Does David Make People Crazy?
Naked Statue Triggers Mental Imbalance
Rossella Lorenzi, Discovery News
November 18, 2005
Michelangelo's David, regarded as the world's most beautiful statue, can trigger mental imbalances in overly sensitive and cultivated onlookers, according to a top psychiatrist in Florence.
Graziella Magherini, president of Italy's Art and Psychology Association, reported the preliminary findings of her year-long study at a symposium at the Galleria dell'Accademia in Florence where the naked marble man attracts 1.2 million visitors a year. She said David can have a particular emotional impact on a certain kind of visitor.
"I've called it the David Syndrome. It causes mind-bending symptoms and affects mostly those traveling on their own or in couples," Magherini told Discovery News.
The condition is similar to the dizzy and disorientating "Stendhal Syndrome" Magherini identified in the late '70s.
Named after the French writer, its most famous victim, after he was overwhelmed by the frescoes in Florence's Church of Santa Croce in 1817, the condition causes symptoms ranging from queasiness, disorientation and temporary panic attacks to bouts of madness.
Stendhal gave a detailed description of the phenomenon, describing "ecstasy," "celestial sensations" and "heart palpitations."
"Life was drained from me. I walked with the fear of falling," he wrote.
In the past 10 years, Magherini studied more than 100 people who had been rushed to Florence's Santa Maria Nuova hospital suffering from the syndrome as they were absorbed in contemplation of great works of art.
The artistic intoxication is caused by a combination of several things, including the stress of the trip, an "overdose" of beautiful art and the degree of sensitivity of the person, according to the researcher.
"We should not forget that a work of art is a very powerful stimulus and can stimulate memories in our unconscious, sometimes triggering a crisis," Magherini said.The David statue may cause symptoms similar to the Stendhal condition — "more rarefied, but equally mind bending," she said.
Interviews outside the museum and comments in the gallery's guest book indicate that gazing upon the recently restored 500-year-old masterpiece can cause heavy perspiration, rapid heartbeat, stomach pains, dizziness and even exaggerated reactions such as aggressive feelings and hallucinations.
"Some think that the statue is alive and talking to them.

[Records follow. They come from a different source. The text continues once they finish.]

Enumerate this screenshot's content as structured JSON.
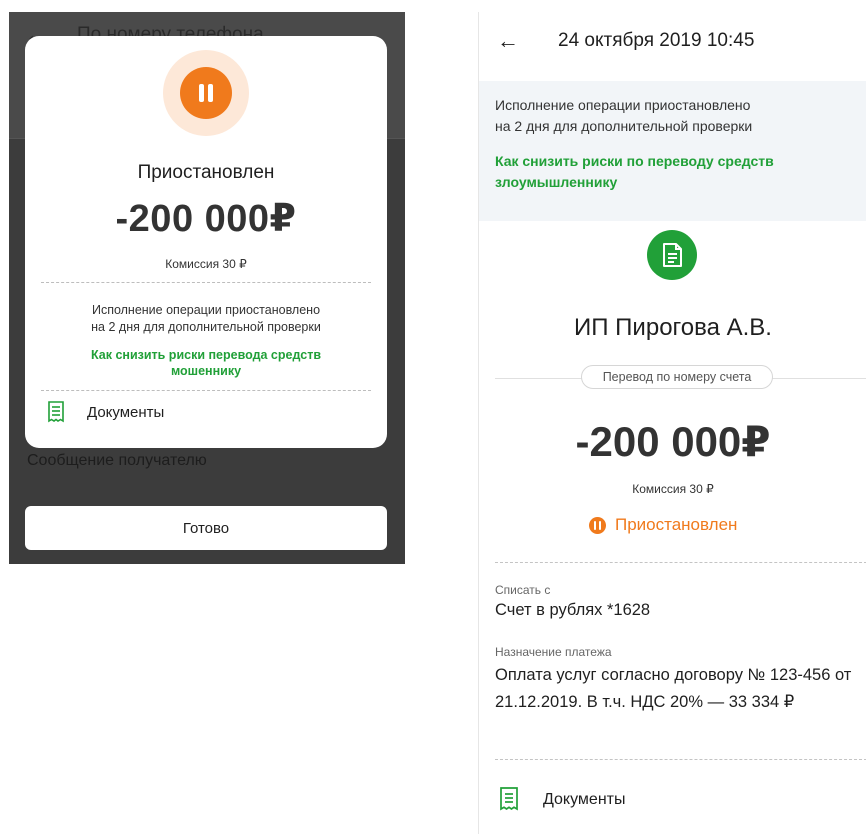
{
  "left": {
    "bg_title": "По номеру телефона",
    "bg_message_label": "Сообщение получателю",
    "done_button": "Готово",
    "modal": {
      "status": "Приостановлен",
      "amount": "-200 000₽",
      "fee": "Комиссия 30 ₽",
      "info_line1": "Исполнение операции приостановлено",
      "info_line2": "на 2 дня для дополнительной проверки",
      "link_line1": "Как снизить риски перевода средств",
      "link_line2": "мошеннику",
      "documents": "Документы"
    }
  },
  "right": {
    "date": "24 октября 2019 10:45",
    "banner": {
      "line1": "Исполнение операции приостановлено",
      "line2": "на 2 дня для дополнительной проверки",
      "link_line1": "Как снизить риски по переводу средств",
      "link_line2": "злоумышленнику"
    },
    "recipient": "ИП Пирогова А.В.",
    "transfer_type": "Перевод по номеру счета",
    "amount": "-200 000₽",
    "fee": "Комиссия 30 ₽",
    "status": "Приостановлен",
    "debit_label": "Списать с",
    "debit_value": "Счет в рублях *1628",
    "purpose_label": "Назначение платежа",
    "purpose_value": "Оплата услуг согласно договору № 123-456 от 21.12.2019. В т.ч. НДС 20% — 33 334 ₽",
    "documents": "Документы"
  },
  "colors": {
    "accent_green": "#21a038",
    "status_orange": "#f07a1c",
    "overlay_dark": "#3c3c3c",
    "banner_bg": "#f2f5f8"
  },
  "icons": [
    "back-arrow-icon",
    "pause-icon",
    "document-icon",
    "receipt-icon"
  ]
}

We have also recorded iconoclastic [destructive] impulses," Magherini said.
The sculpture has raised passions and controversy ever since it was displayed beside the main doorway of the Piazza della Signoria in Florence in 1504, when political protesters threw stones at it. probably because Di Duccio felt he was too unexperienced for such statuary work.
After laying unused for 10 years, the marble was then taken by another sculptor, Antonio Rossellino, who discarded it after a few months.
Michelangelo stepped in in 1501, and promised to carve a statue from the block without cutting it down or adding other pieces of marble.
Three years later, on Sept. 8, 1504, David was displayed beside the main doorway of the Piazza della Signoria in Florence. It remained there, at the mercy of the elements, until 1873, when it was moved to its present location in the Galleria dell'Accademia.
In 1527, the statue's left arm was broken into three pieces during an uprising against the ruling Medici family.
In the mid 19th century, it was damaged by acid used in cleaning solution, and in 1991, a mentally deranged artist named Piero Cannata attacked it with a hammer, demolishing one of its toes.
Magherini's study is backed by art historian and Florence's artistic superintendent Antonio Paolucci. He was not surprised by the emotions the statue can trigger: "This is one of the five or six most famous masterpieces in the world, a universal totem of art," Paolucci said.
Americans are the most sensitive to both the David and Stendhal syndrome, Magherini said. Italians, on the contrary, seem to be immune to the conditions, along with the Japanese.
"They are so organized in their sight-seeing that they rarely have time for emotional attacks," Magherini said.